ADAM B. HILL was deep in the woods. Hill, MD, had battled depression since his days as a student at Indiana University School of Medicine, when he was overwhelmed by the course load, the gravity of his chosen profession and the humbling reality that, unlike most of his life, he was no longer the smartest person in the classroom. Still, Hill continued to “grind,” as he describes it. He graduated medical school in 2007, moved on to a residency in […]
VICE ADMIRAL Jerome M. Adams, MD, MPH, first earned the title of doctor at Indiana University School of Medicine, where he was a member of our Class of 2002 and later became an assistant professor of clinical anesthesia. In 2017, Adams became the nation’s 20th Surgeon General and is sometimes referred to as “the nation’s doctor.” Nearly two years into the job, Adams advises Congress on public health issues, appears on television news shows to discuss matters such as the […]

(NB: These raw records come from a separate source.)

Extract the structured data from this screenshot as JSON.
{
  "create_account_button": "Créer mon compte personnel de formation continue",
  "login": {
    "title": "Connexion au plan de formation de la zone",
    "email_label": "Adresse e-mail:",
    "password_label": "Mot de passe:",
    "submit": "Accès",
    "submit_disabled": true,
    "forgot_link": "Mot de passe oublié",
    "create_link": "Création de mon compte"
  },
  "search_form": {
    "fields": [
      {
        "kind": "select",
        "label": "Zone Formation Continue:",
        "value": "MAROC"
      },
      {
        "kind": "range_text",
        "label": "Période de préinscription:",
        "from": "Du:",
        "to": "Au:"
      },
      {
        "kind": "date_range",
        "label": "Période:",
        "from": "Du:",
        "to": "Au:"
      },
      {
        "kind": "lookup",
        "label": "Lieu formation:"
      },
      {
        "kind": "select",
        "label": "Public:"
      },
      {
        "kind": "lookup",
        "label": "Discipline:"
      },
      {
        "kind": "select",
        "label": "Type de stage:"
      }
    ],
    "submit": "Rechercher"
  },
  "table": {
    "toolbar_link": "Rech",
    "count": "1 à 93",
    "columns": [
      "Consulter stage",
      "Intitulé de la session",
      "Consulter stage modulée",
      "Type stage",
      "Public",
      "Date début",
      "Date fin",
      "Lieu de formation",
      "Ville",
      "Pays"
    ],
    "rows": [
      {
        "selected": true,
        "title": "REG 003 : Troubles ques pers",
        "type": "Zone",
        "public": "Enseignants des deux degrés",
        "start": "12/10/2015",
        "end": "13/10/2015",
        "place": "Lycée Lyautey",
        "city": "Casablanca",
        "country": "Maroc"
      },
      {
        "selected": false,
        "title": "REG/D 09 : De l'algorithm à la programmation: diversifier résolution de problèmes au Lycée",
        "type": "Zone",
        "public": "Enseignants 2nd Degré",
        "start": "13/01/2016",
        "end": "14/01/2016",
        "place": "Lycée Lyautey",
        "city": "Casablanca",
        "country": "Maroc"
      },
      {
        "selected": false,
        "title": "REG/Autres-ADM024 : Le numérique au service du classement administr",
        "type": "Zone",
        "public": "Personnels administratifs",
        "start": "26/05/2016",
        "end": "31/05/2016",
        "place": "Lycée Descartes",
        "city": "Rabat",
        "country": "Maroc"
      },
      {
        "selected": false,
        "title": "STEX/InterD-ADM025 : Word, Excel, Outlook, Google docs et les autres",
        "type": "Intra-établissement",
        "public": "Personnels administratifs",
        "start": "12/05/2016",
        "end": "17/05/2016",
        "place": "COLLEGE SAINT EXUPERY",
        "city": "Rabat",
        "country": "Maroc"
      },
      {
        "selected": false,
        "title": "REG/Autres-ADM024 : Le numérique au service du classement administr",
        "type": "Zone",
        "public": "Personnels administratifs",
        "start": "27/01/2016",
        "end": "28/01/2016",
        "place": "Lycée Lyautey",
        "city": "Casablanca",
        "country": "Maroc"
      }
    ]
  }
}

IN THE fight against one of the most aggressive forms of breast cancer, an Indiana University School of Medicine researcher is refining what he hopes will be a weapon as deadly as its foe—a “nanobomb.” Xiongbin Lu, PhD, the Vera Bradley Foundation Professor of Breast Cancer Innovation, is working on a microscopic cancer-fighting tool that—in its assault on triple negative breast cancer cells—acts almost like a Trojan horse, but with an explosive twist. Lu’s nanobomb is a pair of cancer […]